"Of all those we shall lose this year she's the one we shall miss most," the younger woman murmured deferentially.
"Ah, yes, we shall talk long of her," said the other. "We shall hold her up to the new ones." And at this the good sister appeared to find her spectacles dim; while her companion, after fumbling a moment, presently drew forth a pocket-handkerchief of durable texture.
"It's not certain you'll lose her; nothing's settled yet," their host rejoined quickly; not as if to anticipate their tears, but in the tone of a man saying what was most agreeable to himself. "We should be very happy to believe that. Fifteen is very young to leave us."
"Oh," exclaimed the gentleman with more vivacity than he had yet used, "it is not I who wish to take her away. I wish you could keep her always!"
"Ah, monsieur," said the elder sister, smiling and getting up, "good as she is, she's made for the world. Le monde y gagnera."
"If all the good people were hidden away in convents how would the world get on?" her companion softly enquired, rising also.
This was a question of a wider bearing than the good woman apparently supposed; and the lady in spectacles took a harmonising view by saying comfortably: "Fortunately there are good people everywhere."
"If you're going there will be two less here," her host remarked gallantly.
For this extravagant sally his simple visitors had no answer, and they simply looked at each other in decent deprecation; but their confusion was speedily covered by the return of the young girl with two large bunches of roses — one of them all white, the other red.
"I give you your choice, mamman Catherine," said the child. "It's only the colour that's different, mamman Justine; there are just as many roses in one bunch as in the other."
The two sisters turned to each other, smiling and hesitating, with "Which will you take?" and "No, it's for you to choose."
"I'll take the red, thank you," said Catherine in the spectacles. "I'm so red myself. They'll comfort us on our way back to Rome."
"Ah, they won't last," cried the young girl. "I wish I could give you something that would last!"
"You've given us a good memory of yourself, my daughter. That will last!"
"I wish nuns could wear pretty things. I would give you my blue beads," the child went on.
"And do you go back to Rome to-night?" her father enquired.
"Yes, we take the train again. We've so much to do la-bas."
"Are you not tired?"
"We are never tired."
"Ah, my sister, sometimes," murmured the junior votaress.
"Not to-day, at any rate. We have rested too well here. Que Dieu vows garde, ma fine."
Their host, while they exchanged kisses with his daughter, went forward to open the door through which they were to pass; but as he did so he gave a slight exclamation, and stood looking beyond. The door opened into a vaulted ante-chamber, as high as a chapel and paved with red tiles; and into this antechamber a lady had just been admitted by a servant, a lad in shabby livery, who was now ushering her toward the apartment in which our friends were grouped.

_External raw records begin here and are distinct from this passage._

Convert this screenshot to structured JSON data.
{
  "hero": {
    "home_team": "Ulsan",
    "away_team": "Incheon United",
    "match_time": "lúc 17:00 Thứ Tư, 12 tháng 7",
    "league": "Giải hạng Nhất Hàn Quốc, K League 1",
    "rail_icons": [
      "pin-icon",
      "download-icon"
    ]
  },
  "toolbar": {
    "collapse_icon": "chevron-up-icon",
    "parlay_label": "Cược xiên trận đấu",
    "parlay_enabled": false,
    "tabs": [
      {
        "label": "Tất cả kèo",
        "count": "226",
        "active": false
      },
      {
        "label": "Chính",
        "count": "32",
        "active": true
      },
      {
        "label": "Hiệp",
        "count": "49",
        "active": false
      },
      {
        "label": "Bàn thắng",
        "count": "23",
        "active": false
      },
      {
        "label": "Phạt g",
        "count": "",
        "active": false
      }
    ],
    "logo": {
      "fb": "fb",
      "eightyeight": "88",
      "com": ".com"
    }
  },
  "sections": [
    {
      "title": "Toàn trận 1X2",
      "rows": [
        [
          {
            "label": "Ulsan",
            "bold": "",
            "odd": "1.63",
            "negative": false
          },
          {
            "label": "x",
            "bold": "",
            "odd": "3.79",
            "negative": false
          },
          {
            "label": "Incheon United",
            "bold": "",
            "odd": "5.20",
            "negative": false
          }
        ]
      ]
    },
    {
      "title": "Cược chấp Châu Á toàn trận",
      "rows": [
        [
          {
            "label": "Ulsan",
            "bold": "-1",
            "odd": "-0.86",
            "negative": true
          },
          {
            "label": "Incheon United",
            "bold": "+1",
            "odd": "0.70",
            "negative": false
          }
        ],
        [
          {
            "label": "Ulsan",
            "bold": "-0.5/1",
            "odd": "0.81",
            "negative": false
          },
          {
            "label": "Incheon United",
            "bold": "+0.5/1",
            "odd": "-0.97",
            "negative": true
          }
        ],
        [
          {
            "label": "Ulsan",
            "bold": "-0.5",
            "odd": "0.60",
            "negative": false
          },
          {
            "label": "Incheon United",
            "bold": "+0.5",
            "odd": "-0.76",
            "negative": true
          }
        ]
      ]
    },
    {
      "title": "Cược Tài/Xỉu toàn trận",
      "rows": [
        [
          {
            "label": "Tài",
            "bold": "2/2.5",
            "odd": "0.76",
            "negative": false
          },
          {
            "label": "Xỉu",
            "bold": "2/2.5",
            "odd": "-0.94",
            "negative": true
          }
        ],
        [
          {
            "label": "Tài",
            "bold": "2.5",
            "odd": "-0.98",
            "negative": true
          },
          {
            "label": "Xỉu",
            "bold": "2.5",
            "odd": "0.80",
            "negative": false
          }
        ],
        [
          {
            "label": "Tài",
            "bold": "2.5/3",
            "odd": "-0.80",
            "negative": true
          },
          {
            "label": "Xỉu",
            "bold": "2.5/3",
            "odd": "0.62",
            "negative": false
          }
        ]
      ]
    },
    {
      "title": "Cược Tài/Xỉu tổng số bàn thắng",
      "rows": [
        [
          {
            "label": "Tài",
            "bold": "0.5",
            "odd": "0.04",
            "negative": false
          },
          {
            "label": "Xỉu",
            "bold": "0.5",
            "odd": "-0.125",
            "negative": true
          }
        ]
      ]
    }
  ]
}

The gentleman at the door, after dropping his exclamation, remained silent; in silence too the lady advanced. He gave her no further audible greeting and offered her no hand, but stood aside to let her pass into the saloon. At the threshold she hesitated. "Is there any one?" she asked.
"Some one you may see."
She went in and found herself confronted with the two nuns and their pupil, who was coming forward, between them, with a hand in the arm of each. At the sight of the new visitor they all paused, and the lady, who had also stopped, stood looking at them. The young girl gave a little soft cry: "Ah, Madame Merle!"
The visitor had been slightly startled, but her manner the next instant was none the less gracious. "Yes, it's Madame Merle, come to welcome you home." And she held out two hands to the girl, who immediately came up to her, presenting her forehead to be kissed. Madame Merle saluted this portion of her charming little person and then stood smiling at the two nuns. They acknowledged her smile with a decent obeisance, but permitted themselves no direct scrutiny of this imposing, brilliant woman, who seemed to bring in with her something of the radiance of the outer world. "These ladies have brought my daughter home, and now they return to the convent," the gentleman explained.
"Ah, you go back to Rome? I've lately come from there. It's very lovely now," said Madame Merle.
The good sisters, standing with their hands folded into their sleeves, accepted this statement uncritically; and the master of the house asked his new visitor how long it was since she had left Rome. "She came to see me at the convent," said the young girl before the lady addressed had time to reply.
"I've been more than once, Pansy," Madame Merle declared. "Am I not your great friend in Rome?"